→ **Directions**: Your answer must be an exact copy of the records, minus any pictures.

→ **Supplied entries**:
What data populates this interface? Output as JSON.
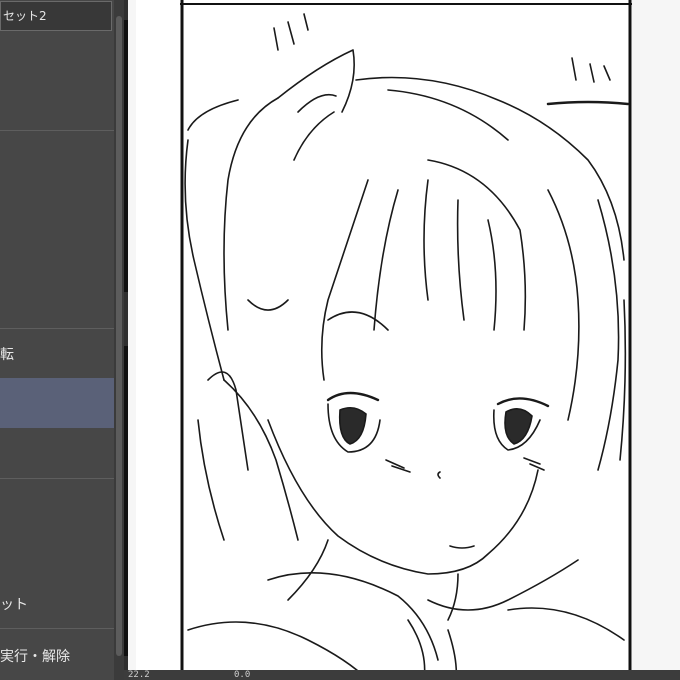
{
  "panel": {
    "set_tab_label": "セット2",
    "items": [
      {
        "label": "転"
      },
      {
        "label": "ット"
      },
      {
        "label": "実行・解除"
      }
    ]
  },
  "status": {
    "zoom": "22.2",
    "rotation": "0.0"
  },
  "colors": {
    "panel_bg": "#474747",
    "selected_row": "#5a6178",
    "canvas_bg": "#ffffff",
    "ink": "#111111"
  }
}
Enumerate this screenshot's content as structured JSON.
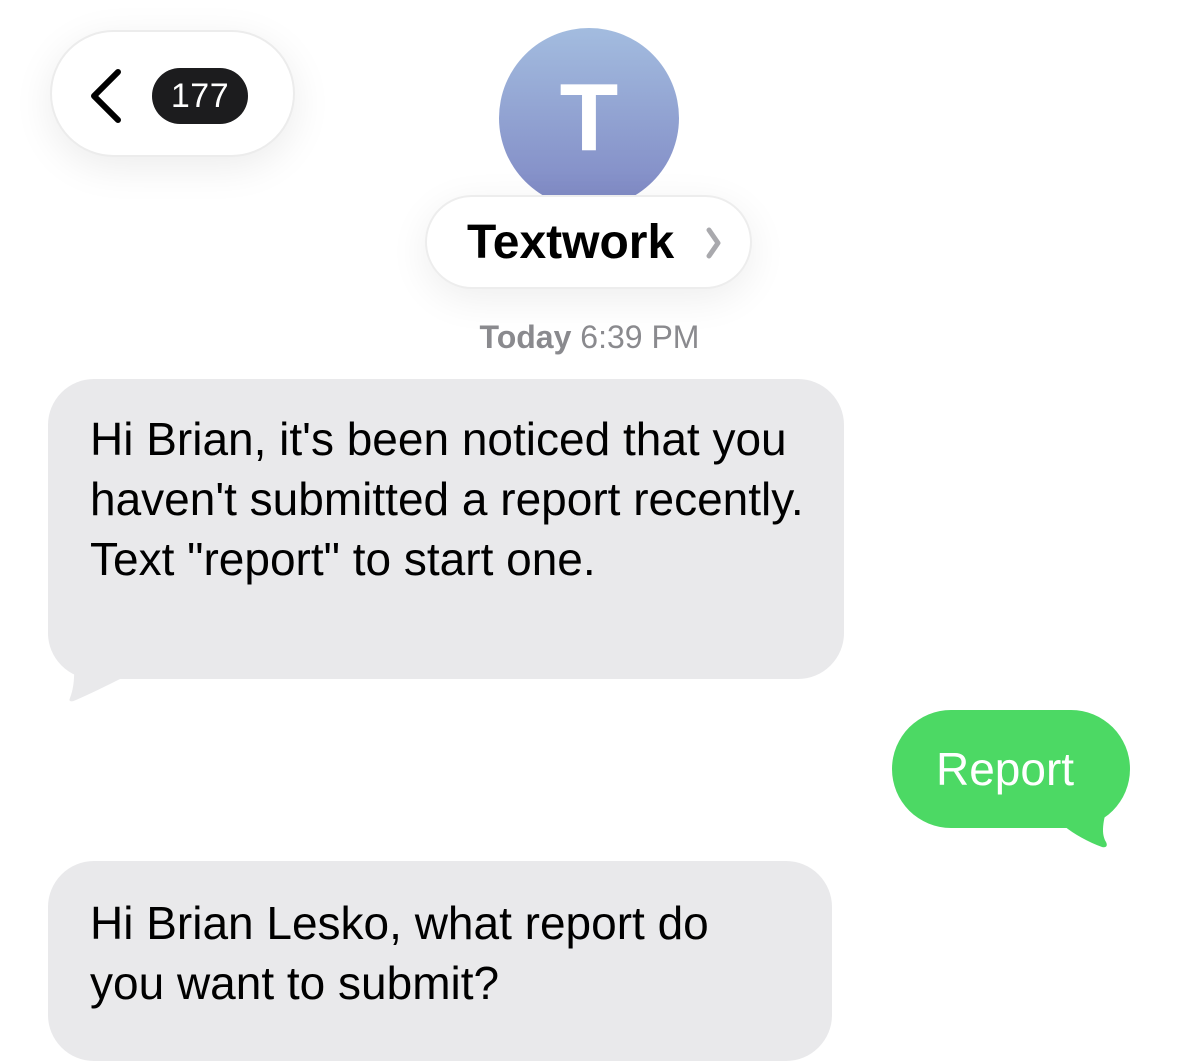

→ **Output**:
What data populates this interface? Output as JSON.
{
  "panel": {
    "set_tab_label": "セット2",
    "items": [
      {
        "label": "転"
      },
      {
        "label": "ット"
      },
      {
        "label": "実行・解除"
      }
    ]
  },
  "status": {
    "zoom": "22.2",
    "rotation": "0.0"
  },
  "colors": {
    "panel_bg": "#474747",
    "selected_row": "#5a6178",
    "canvas_bg": "#ffffff",
    "ink": "#111111"
  }
}
Enumerate this screenshot's content as structured JSON.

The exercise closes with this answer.